Literature 5-7-2007

What Light: This Week’s Poem: Mitch Marr

"What Light: This Week's Poem," sponsored by Magers and Quinn Booksellers, brings you a poem every week by a Minnesota poet, selected by a panel of writers and publishers. An anthology of poets is now out; look for it at Magers & Quinn.

Mitch Marr

Be My Lee Miller

I take pictures of them while they sleep,

Faint, archetypal shades.

I switch off the lamp and don’t use a flash.

A shoebox full of silhouettes
And naked, slaked men
Who still are not you.

There is no progress in the act,
Only a reconstruction of fables
In which they share your face.
They wear masks of you.

But they are never you
Tomorrow. Sometimes

I kiss the mirror opposite the window,
my lips hanged just above the skyline
like a pitched moon lying prostrate
over their still, shadowed frames.


Poetry is in a strange and pivotal stage because of the way information and education are changing. People are arriving at the genre through different paths, even different mediums now. In the tradition of surrealists, the beat generation and jazz poets, I enjoy the ways non-traditional elements inform my work. Formal education is valuable and I love the Whitman, but I also love Radiohead and Pollock. So while the current socio-political climate directs most of my subject matter, other mediums and artists tend to influence the rhythm and mood of my prose.
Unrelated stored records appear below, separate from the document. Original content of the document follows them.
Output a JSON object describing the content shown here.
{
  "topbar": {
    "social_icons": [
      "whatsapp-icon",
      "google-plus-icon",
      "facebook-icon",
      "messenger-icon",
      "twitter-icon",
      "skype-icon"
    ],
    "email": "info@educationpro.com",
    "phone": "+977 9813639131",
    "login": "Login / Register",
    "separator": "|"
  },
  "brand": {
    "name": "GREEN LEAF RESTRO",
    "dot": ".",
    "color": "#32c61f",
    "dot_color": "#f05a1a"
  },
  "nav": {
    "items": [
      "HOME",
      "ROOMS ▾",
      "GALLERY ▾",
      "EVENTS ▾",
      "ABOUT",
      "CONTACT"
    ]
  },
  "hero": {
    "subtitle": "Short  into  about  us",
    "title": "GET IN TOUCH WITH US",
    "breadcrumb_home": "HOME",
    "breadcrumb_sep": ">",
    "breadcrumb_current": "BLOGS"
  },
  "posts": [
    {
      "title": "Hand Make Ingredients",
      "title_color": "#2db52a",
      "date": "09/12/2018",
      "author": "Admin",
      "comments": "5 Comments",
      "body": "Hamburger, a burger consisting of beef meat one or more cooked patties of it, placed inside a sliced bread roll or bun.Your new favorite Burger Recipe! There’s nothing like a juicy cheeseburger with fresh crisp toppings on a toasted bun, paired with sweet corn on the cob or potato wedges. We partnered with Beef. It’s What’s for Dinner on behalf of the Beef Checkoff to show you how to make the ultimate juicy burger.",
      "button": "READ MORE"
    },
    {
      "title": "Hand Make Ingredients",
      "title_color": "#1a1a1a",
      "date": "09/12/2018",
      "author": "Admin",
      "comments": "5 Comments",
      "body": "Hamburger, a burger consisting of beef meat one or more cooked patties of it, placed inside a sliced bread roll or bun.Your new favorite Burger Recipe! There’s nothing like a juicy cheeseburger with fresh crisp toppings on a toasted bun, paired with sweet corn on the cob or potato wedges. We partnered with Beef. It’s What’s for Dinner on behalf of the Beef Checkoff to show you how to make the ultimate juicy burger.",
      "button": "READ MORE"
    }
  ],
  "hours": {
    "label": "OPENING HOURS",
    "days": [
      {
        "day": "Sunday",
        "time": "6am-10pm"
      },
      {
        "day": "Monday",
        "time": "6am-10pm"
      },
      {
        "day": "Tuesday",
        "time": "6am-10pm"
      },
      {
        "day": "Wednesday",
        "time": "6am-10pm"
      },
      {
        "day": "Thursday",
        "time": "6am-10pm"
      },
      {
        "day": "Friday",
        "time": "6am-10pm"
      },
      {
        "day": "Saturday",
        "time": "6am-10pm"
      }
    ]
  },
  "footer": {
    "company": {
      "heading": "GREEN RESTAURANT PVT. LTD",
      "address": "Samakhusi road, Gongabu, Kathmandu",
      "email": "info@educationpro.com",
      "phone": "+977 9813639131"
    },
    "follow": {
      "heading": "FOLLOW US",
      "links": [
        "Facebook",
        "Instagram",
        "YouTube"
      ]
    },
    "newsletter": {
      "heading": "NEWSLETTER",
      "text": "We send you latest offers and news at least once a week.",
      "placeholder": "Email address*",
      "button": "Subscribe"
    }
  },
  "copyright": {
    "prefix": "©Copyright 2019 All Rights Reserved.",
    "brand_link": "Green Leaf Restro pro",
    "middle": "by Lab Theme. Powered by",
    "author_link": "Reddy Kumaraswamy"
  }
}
Mitch Marr is a writer, poet and activist living in the Fargo-Moorhead area. A recent college graduate, he flirted briefly with the New York publishing world before returning to the area to watch and, when he can, help the scenery change. He is currently working on a manuscript and collaborating with area visual artists.